**Your task**
Look through the entries for the string "Request", and copy each line that holds it.

**Dataset extract**
——————————

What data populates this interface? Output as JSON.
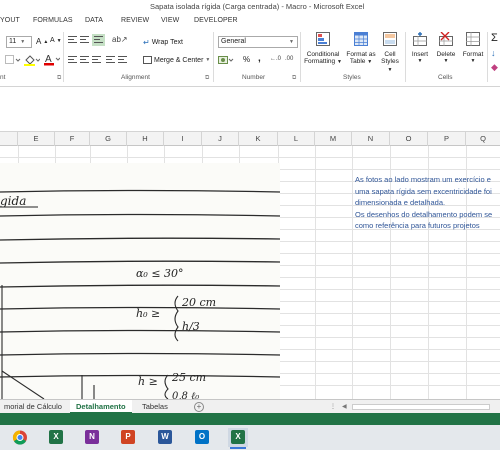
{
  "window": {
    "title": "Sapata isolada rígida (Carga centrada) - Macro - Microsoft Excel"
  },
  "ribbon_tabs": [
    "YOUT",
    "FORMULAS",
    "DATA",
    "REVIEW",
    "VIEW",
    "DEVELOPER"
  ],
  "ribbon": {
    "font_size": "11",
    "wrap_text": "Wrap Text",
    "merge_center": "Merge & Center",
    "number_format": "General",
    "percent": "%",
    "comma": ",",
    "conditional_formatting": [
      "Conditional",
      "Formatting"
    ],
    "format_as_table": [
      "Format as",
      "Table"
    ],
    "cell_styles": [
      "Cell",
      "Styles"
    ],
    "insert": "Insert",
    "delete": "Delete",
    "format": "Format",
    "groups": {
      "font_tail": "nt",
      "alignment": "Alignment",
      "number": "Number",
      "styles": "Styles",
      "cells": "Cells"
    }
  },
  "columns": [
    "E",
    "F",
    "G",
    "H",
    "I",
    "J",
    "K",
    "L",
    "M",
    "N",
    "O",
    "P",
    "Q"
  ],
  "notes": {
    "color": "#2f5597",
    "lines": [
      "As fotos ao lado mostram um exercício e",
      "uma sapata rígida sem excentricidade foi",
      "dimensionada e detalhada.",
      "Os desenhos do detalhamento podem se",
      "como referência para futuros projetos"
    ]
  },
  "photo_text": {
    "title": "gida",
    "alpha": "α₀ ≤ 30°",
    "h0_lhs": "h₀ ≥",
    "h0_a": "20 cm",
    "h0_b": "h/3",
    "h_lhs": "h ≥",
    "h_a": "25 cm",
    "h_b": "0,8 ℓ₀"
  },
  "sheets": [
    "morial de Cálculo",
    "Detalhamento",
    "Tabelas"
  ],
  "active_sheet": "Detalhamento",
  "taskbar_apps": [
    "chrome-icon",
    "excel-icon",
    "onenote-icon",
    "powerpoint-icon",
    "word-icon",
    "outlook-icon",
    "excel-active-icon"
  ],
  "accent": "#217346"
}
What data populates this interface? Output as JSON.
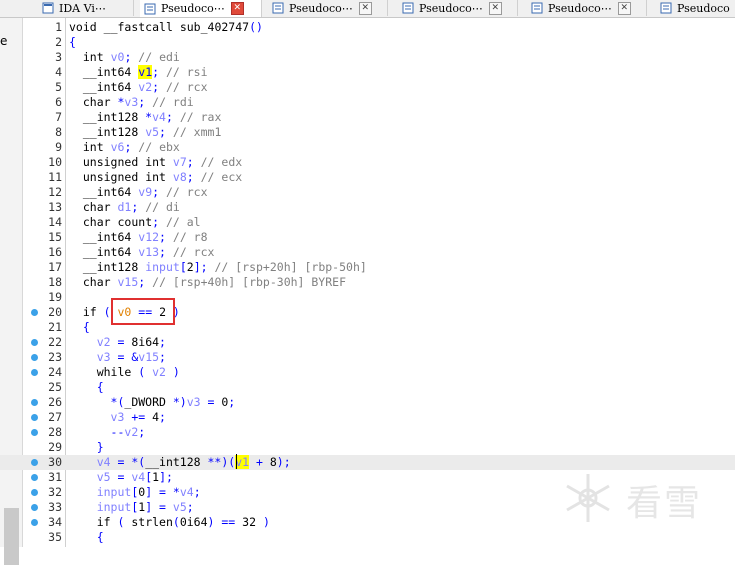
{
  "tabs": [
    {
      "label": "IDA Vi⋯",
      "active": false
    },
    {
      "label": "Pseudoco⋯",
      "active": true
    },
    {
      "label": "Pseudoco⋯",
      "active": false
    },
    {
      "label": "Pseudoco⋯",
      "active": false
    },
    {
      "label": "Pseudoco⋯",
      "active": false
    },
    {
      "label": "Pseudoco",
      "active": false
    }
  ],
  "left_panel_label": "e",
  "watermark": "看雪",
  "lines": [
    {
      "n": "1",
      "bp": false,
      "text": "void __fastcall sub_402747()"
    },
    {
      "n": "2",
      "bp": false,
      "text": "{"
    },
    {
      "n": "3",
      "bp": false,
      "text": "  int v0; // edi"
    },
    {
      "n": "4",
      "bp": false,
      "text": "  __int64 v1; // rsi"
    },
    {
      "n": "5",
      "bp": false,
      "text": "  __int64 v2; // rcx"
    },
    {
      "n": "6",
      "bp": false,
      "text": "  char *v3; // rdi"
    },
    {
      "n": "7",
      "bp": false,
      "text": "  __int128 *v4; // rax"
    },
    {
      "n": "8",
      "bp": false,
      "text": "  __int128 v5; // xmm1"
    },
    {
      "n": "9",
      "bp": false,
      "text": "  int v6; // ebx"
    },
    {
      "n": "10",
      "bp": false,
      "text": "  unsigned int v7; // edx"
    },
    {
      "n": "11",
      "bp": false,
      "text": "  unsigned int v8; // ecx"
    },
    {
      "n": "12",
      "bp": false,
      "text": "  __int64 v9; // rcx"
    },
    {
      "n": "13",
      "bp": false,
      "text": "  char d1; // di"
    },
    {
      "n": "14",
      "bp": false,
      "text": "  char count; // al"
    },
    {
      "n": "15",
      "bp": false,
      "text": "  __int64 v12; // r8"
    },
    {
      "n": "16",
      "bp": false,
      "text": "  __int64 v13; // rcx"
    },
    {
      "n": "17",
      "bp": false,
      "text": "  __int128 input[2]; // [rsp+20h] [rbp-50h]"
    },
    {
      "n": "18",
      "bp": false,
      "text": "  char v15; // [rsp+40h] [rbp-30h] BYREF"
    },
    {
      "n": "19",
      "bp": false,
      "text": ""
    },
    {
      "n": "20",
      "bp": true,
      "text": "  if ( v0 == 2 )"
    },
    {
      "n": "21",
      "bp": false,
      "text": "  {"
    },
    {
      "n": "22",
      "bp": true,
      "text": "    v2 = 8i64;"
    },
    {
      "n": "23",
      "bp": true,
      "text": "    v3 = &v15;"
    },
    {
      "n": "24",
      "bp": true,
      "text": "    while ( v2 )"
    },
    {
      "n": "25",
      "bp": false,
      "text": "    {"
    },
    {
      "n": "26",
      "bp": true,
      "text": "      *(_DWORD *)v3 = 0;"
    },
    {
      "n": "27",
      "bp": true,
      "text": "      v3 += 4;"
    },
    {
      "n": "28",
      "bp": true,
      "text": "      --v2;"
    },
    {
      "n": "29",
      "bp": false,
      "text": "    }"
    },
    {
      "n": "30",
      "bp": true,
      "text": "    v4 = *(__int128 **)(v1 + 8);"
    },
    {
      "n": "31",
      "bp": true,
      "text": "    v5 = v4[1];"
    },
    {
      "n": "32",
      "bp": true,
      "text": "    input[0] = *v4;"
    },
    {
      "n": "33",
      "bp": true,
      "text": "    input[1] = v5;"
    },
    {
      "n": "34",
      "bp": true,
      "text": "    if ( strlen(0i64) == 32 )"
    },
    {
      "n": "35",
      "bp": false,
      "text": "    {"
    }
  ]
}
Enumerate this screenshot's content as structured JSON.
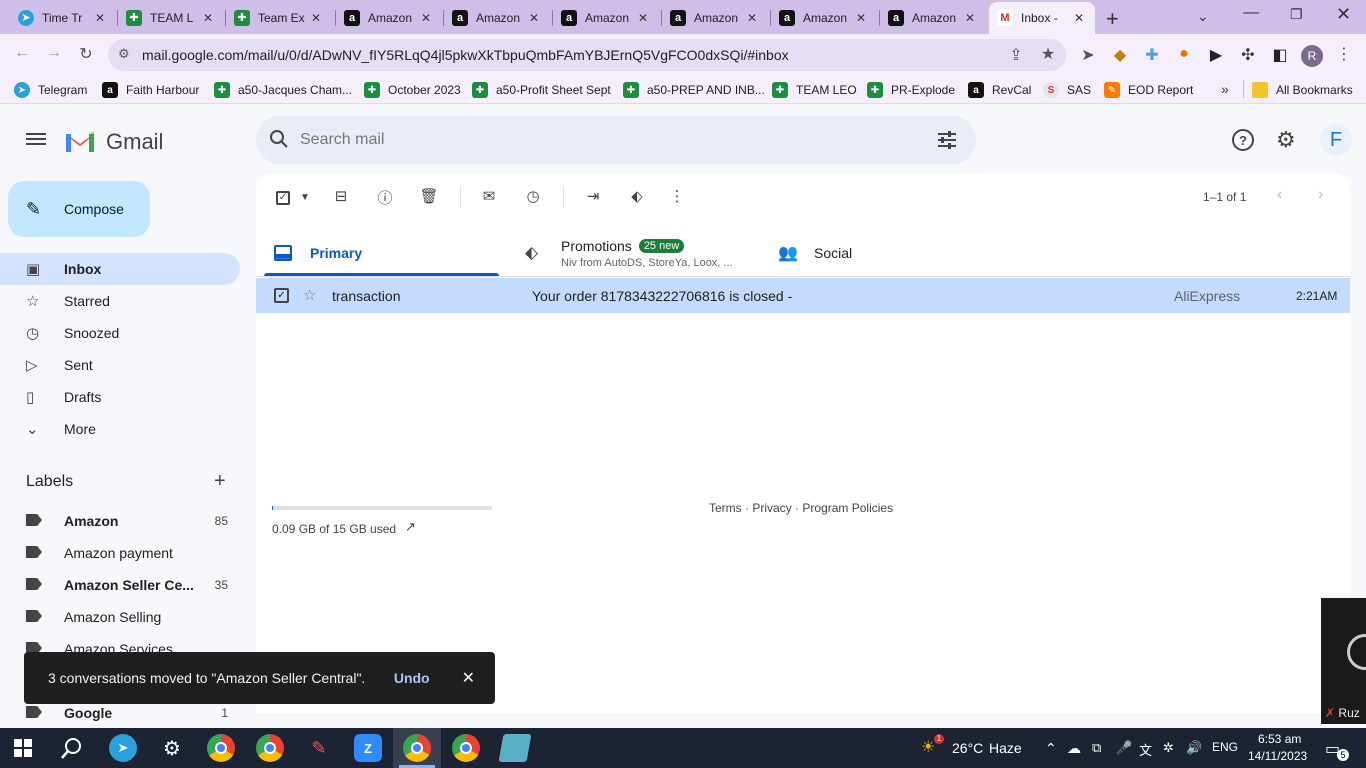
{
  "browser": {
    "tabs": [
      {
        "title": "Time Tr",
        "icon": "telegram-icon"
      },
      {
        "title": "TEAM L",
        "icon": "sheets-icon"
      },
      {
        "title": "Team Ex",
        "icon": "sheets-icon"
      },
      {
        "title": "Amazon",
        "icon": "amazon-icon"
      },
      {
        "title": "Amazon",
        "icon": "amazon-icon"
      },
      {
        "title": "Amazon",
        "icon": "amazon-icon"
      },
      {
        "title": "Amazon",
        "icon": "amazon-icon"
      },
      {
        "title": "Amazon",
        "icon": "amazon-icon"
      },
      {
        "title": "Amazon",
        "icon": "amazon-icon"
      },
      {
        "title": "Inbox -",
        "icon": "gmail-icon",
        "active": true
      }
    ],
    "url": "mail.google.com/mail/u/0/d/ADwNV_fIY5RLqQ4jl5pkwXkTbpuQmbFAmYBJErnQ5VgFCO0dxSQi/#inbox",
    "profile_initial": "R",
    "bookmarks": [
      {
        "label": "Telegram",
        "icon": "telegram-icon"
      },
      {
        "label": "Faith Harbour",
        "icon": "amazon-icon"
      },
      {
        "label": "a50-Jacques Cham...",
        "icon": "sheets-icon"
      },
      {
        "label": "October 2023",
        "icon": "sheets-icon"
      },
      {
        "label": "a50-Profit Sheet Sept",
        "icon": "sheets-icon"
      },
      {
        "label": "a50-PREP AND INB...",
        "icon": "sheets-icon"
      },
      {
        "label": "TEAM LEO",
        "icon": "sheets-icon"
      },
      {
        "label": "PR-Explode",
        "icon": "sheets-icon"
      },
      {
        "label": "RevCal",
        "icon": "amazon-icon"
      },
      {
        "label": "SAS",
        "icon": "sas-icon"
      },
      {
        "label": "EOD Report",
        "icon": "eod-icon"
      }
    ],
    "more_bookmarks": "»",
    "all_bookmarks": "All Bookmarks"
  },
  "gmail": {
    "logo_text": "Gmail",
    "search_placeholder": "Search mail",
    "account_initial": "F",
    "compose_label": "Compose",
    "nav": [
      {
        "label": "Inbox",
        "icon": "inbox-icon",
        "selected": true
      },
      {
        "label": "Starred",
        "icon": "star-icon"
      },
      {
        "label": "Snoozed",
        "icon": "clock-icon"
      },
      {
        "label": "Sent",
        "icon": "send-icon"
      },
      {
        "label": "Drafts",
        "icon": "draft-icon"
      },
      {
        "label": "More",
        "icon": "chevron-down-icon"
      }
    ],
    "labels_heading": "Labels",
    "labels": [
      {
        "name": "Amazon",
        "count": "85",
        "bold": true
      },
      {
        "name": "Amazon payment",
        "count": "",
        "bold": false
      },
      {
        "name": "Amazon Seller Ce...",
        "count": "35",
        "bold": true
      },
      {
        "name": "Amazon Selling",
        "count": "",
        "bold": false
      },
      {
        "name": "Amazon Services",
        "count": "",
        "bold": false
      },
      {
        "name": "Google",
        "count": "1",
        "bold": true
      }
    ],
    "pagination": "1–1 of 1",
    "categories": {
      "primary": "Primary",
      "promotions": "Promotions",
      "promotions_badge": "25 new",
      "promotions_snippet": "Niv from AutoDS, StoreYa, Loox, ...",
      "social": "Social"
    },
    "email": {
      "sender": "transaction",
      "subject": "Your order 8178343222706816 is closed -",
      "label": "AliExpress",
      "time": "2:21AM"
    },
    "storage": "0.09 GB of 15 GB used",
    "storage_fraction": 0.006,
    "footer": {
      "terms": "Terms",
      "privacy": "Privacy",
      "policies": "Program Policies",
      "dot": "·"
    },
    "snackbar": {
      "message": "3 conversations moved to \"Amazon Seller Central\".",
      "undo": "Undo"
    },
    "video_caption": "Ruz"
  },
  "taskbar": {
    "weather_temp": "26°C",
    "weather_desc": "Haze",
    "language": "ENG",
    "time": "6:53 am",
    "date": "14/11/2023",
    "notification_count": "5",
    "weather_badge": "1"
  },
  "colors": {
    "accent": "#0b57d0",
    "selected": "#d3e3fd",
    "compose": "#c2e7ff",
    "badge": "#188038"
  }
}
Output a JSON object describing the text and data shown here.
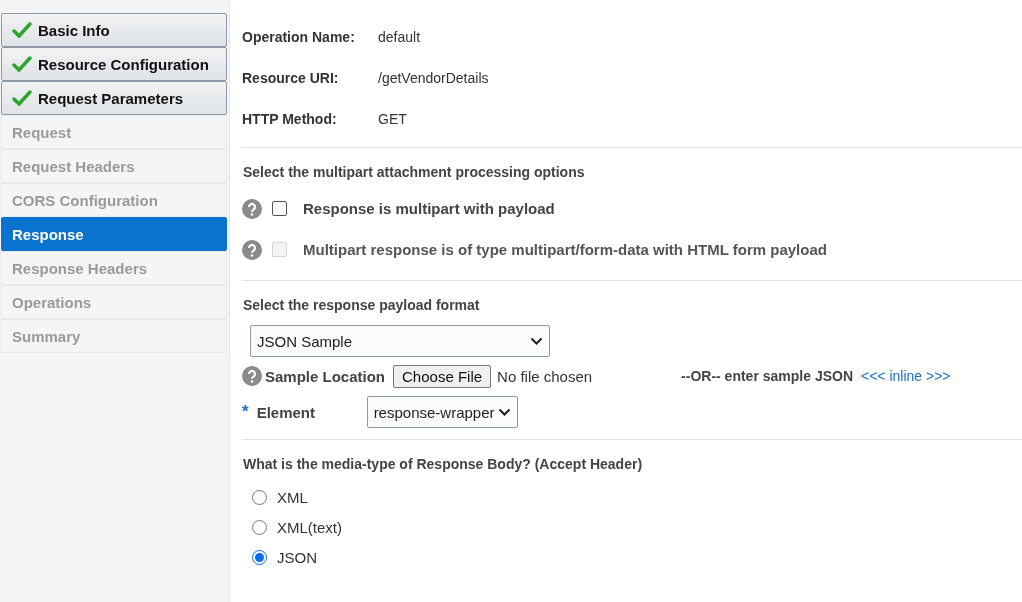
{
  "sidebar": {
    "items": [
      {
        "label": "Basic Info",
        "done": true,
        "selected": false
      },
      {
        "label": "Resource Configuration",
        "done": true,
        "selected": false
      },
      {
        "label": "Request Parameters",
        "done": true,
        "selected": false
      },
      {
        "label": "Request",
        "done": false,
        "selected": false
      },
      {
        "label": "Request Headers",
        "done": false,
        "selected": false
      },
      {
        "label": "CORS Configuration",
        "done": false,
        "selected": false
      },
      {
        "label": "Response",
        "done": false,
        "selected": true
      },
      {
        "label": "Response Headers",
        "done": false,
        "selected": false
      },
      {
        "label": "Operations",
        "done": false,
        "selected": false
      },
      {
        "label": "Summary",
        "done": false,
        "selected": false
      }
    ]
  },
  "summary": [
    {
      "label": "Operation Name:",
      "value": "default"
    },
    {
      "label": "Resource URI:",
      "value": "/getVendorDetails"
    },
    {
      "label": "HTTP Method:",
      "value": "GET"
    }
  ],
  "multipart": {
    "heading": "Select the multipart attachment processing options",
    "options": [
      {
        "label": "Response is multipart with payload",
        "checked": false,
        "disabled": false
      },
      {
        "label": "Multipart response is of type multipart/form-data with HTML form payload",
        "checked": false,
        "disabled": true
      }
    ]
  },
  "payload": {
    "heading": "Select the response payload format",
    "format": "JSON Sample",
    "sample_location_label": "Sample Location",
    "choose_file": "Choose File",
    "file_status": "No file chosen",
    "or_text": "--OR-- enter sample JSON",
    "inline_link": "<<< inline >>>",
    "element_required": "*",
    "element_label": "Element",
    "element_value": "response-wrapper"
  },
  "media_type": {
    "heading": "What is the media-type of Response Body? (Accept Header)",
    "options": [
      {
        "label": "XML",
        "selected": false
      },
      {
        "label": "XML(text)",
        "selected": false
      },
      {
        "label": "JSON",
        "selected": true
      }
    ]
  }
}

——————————

**Completed task**
        "label": "Request Parameters",
        "label": "Request",
        "label": "Request Headers",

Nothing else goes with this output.